In the past 30 years, Bridgepoint has built up a reputation as a leading player in the European market for medium-sized deals, making consistently strong returns for investors in its funds, who are largely pension and insurance funds and other institutional investors.
Its flagship Bridgepoint Europe strategy has some 300 investors.
Its backers invest for an average of more than nine years, the company said.
In today’s statement, it said total operating income rose from £144.8 million in 2018 to £191.8 million in 2020, with underlying profit measured as earnings before interest, tax, depreciation and amortisation of £66.1 million against £43.3 million before.
“Significant further profitable growth has been achieved in the first quarter of the financial year 2021,” it said.
Executive chairman William Jackson said: “Over the last 30 years we’ve built the global leader in middle market growth investing, with strength and depth across two very complementary strategies in private equity and private credit.”
He said the group had grown assets under management from e9 billion in 2011 to e27.1 billion this year.
“We expect this strong growth to continue in the near and longer term as we continue to develop our existing strategies and further broaden our platform.”
If the float goes ahead, the shares would be listed on the main market of the London Stock Exchange and would target a free float of at least a quarter of the business.
JPMorgan and Morgan Stanley are acting as joint global coordinators, with JPMorgan as sole sponsor and BNP Paribas, Citi, and Merrill Lynch as joint bookrunners.
Moelis is acting as financial adviser to the firm.
Bridgepoint’s relatively new private credit arm, providing debt to companies, is already in the top 10 of European firms, according to Prequin research.
The firm has 43 partners whose average time with the firm is 15 years.
Private equity and debt funds have boomed in popularity among investors in recent years as pension funds and other institutions seek better returns in the low interest rate environment.
Bridgepoint said demand is still growing rapidly as a “substantial majority” of institutions say they are looking to increase their investment allocations to private markets both in the short and long term.

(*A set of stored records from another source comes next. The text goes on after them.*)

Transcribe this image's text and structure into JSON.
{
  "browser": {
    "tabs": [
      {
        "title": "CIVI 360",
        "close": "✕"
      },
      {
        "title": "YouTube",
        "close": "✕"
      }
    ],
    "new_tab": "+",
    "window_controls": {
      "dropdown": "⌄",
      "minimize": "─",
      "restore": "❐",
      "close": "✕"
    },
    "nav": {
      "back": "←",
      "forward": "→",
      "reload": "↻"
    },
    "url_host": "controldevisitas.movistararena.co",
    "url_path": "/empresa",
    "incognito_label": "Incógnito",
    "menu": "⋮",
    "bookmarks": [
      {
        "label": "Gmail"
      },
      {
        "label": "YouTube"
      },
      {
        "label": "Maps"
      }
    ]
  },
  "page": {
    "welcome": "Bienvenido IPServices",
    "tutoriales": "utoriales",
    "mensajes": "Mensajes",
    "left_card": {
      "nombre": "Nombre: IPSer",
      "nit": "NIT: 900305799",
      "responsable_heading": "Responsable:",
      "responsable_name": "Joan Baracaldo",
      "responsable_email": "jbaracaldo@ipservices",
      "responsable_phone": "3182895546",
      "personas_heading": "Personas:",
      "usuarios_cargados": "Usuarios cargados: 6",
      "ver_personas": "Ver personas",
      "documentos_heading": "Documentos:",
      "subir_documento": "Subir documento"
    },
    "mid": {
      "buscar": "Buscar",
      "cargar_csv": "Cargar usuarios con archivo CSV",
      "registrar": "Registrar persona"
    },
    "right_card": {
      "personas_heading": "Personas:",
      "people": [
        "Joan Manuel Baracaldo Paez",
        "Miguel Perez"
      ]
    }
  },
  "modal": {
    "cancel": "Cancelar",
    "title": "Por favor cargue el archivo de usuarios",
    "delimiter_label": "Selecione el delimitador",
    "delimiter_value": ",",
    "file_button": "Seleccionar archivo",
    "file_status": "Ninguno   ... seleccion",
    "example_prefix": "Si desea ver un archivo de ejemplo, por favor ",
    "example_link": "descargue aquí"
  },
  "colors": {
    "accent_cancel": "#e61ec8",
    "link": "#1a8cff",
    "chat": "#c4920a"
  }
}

Its current fund investors include 13 of the top 20 US state pension funds but is widely spread geographically, it said.
While its assets under management have grown sharply in recent years, it predicted continued strong growth, citing its recent Bridgepoint Development Capital IV fund fund, which closed its £1.6 billion fundraiser last September.
Its Bridgepoint Credit Opportunities and Bridgepoint Direct Lending funds are currently raising new money while Bridgepoint Europe and Bridgepoint Growth are expecting to hit the road soon.